Astronauts Kate Rubins and Soichi Noguchi conduct 4th career spacewalk

The fourth spacewalk of 2021 is also the fourth spacewalk of two astronauts’ careers as they venture outside of the International Space Station Friday.

Kate Rubins, a NASA astronaut, and Soichi Noguchi, a Japan Aerospace Exploration Agency astronaut, began their spacewalk at 6:37 a.m. ET. It is expected to last for six-and-a-half hours and is streaming live on NASA’s website.

The spacewalk will assist with a continuation of upgrades for the orbiting laboratory.

Rubins just conducted a spacewalk alongside fellow NASA astronaut Victor Glover Jr. on Sunday. Prior to that, her previous two spacewalks occurred during her first rotation on the space station in 2016.

Noguchi has had to wait a little longer to add a fourth spacewalk to his career. He previously conducted three spacewalks during his shuttle flight in 2005 to help with repairs to the space station.

Rubins is crew member 1 in the red-striped suit and Noguchi is crew member 2 in the stripeless suit. The new high-definition helmet camera on Rubin’s suit provides crystal clear views of the astronaut’s perspective as she works outside of the space station.

Rubins and Glover began preparation for upcoming solar array upgrades by assembling and installing modification kits on Sunday. While the station’s current solar arrays are still functioning well, they are degrading. This degradation is expected because they only have about a 15-year life and were installed in December 2000 — so they’ve outlasted the warranty, so to speak.

Brand-new solar arrays will be placed in front of six of the arrays currently on the station later this year, boosting the station’s power from 160 kilowatts to 215 kilowatts, according to NASA. The solar arrays will begin launching to the space station on a SpaceX vehicle in June.

Rubins and Noguchi will finish installing solar array modification kits Friday before moving on to some other tasks, including venting ammonia used in the space station’s thermal control system to minimize risk of release in the ISS atmosphere.

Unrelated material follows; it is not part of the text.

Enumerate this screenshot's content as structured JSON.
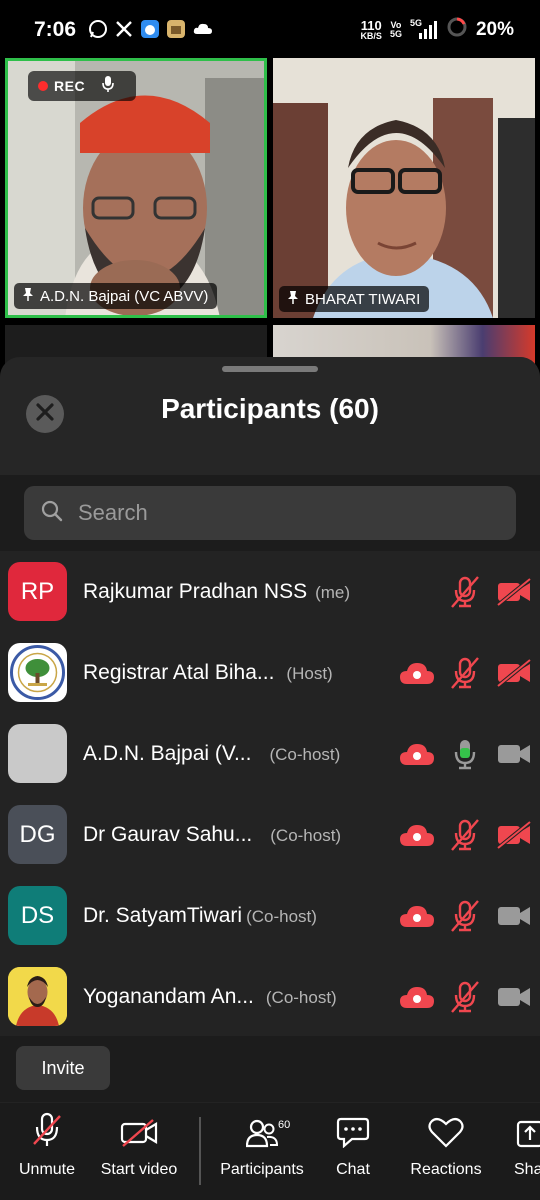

This is the 236th spacewalk in the history of the station.